Throughout most of Western history, women were confined to the domestic sphere, while public life was reserved for men.
A patriarchy, from the ancient Greek patriarches, was a society where power was held by and passed down through the elder regardbouddhiste.com modern historians and sociologists describe a "patriarchal society," they mean that men hold the positions of power and have more privilege: head of the family unit, leaders of social groups, boss in the workplace, and heads of government.
Feminism and sexism are generally two sides of the same coin. Feminism refers to the belief that women and men should have equal opportunities in economic, political, and social life, while sexism refers to a belief in traditional gender role stereotypes and in the inherent inequality between men and women.
Feminist activists have established a range of feminist businesses, including women's bookstores, feminist credit unions, feminist presses, feminist mail-order catalogs, and feminist restaurants. These businesses flourished as part of the second and third-waves of feminism in the s, s, and s.
anthropology; archaeology; architecture; art.

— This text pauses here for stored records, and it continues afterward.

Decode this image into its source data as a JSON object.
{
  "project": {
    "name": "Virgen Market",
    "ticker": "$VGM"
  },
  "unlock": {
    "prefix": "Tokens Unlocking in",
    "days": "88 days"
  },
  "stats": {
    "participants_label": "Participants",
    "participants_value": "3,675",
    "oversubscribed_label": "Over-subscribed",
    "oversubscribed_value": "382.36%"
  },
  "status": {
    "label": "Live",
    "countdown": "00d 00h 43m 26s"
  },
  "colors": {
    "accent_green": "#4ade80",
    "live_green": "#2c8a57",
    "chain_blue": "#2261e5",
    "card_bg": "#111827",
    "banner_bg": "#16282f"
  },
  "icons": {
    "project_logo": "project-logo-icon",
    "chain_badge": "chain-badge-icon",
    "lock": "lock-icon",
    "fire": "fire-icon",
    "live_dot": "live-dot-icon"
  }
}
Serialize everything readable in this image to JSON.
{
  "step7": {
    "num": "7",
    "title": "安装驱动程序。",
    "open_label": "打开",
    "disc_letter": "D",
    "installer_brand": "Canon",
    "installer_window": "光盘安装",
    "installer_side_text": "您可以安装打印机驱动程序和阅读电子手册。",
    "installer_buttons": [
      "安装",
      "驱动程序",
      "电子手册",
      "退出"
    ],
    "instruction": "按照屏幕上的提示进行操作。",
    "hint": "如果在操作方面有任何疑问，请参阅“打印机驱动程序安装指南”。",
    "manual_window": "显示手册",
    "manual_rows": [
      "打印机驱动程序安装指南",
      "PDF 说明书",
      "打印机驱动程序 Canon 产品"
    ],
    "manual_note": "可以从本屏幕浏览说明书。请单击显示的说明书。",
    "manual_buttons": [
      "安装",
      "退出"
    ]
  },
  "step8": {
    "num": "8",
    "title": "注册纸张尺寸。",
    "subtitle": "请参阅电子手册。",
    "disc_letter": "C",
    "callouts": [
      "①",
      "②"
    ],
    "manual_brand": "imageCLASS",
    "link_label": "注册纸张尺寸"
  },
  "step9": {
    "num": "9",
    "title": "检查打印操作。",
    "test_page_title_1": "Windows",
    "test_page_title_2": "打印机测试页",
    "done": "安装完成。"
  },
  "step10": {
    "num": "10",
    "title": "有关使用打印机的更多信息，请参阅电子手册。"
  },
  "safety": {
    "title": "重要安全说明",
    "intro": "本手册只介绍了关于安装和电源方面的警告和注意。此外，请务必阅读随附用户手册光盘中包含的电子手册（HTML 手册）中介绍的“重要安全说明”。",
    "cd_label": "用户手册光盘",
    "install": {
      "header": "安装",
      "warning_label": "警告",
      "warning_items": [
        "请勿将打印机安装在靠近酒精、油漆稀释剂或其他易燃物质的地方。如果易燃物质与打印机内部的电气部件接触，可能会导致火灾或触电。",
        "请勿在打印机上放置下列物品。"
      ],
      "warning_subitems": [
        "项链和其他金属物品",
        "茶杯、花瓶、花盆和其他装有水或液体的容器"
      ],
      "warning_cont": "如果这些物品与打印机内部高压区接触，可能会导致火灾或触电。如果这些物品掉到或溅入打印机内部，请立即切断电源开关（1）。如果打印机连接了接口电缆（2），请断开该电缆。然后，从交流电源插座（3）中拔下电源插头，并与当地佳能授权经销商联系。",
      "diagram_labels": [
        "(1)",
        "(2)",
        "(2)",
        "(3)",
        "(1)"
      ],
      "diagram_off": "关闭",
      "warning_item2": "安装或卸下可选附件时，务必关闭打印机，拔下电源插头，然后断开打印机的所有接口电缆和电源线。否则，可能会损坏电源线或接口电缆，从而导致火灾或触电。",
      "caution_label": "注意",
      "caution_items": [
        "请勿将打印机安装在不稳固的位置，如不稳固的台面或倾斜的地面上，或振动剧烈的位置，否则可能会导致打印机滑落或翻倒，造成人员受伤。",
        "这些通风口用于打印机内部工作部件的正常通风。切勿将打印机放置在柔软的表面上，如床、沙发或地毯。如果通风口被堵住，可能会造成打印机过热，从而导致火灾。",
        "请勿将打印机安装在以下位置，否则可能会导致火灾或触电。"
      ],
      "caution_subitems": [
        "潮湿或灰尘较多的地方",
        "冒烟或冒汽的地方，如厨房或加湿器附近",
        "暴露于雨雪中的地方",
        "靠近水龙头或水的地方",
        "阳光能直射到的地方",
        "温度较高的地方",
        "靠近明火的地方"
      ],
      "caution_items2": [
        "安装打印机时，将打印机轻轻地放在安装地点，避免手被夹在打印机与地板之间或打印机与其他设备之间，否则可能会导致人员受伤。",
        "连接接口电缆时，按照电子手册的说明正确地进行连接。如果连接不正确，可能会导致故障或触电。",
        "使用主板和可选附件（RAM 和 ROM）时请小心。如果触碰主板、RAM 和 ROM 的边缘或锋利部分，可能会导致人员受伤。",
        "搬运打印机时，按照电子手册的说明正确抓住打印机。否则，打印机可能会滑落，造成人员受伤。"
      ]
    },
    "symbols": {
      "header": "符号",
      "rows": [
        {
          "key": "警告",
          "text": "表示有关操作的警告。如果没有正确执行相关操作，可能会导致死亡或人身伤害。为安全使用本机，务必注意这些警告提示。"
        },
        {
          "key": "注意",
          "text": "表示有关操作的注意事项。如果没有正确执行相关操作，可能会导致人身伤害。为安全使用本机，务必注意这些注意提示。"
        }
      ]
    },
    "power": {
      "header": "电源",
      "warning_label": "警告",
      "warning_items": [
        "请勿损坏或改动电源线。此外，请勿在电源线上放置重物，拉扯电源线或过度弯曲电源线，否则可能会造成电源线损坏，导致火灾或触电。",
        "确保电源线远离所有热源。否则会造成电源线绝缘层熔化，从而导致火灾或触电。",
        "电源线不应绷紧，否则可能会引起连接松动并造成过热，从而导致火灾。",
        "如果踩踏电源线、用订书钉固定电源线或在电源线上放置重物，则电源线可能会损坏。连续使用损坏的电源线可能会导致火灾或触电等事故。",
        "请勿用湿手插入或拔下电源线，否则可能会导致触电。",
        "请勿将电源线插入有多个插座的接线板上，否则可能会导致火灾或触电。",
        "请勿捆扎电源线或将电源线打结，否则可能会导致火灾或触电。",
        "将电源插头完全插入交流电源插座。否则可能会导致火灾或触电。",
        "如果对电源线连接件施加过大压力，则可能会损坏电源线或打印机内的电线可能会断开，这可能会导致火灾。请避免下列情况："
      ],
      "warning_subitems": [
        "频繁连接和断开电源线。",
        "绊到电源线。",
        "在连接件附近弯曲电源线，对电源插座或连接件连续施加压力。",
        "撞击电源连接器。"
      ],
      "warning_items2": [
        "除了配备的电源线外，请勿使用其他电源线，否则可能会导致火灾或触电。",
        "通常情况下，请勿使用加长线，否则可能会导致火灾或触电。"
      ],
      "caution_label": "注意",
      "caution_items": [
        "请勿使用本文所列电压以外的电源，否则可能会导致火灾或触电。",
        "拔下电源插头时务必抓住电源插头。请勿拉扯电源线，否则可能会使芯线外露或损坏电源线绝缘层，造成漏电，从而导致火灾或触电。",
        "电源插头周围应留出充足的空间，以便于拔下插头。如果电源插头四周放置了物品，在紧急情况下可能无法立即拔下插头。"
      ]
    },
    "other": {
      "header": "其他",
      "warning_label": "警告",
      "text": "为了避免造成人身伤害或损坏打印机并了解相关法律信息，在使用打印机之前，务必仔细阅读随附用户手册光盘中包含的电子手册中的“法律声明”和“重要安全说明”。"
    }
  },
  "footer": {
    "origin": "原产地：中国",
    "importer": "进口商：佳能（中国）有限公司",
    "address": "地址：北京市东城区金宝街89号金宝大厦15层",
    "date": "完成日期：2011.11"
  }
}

art criticism; literary criticism; film theory; biology; composition studies; criminology. pathways perspective; economics. Laura Bates: 'Surely part of being a feminist means forging new paths through old traditions.' Photograph: Jay Brooks for the Guardian L et's face it, feminism can be exhausting.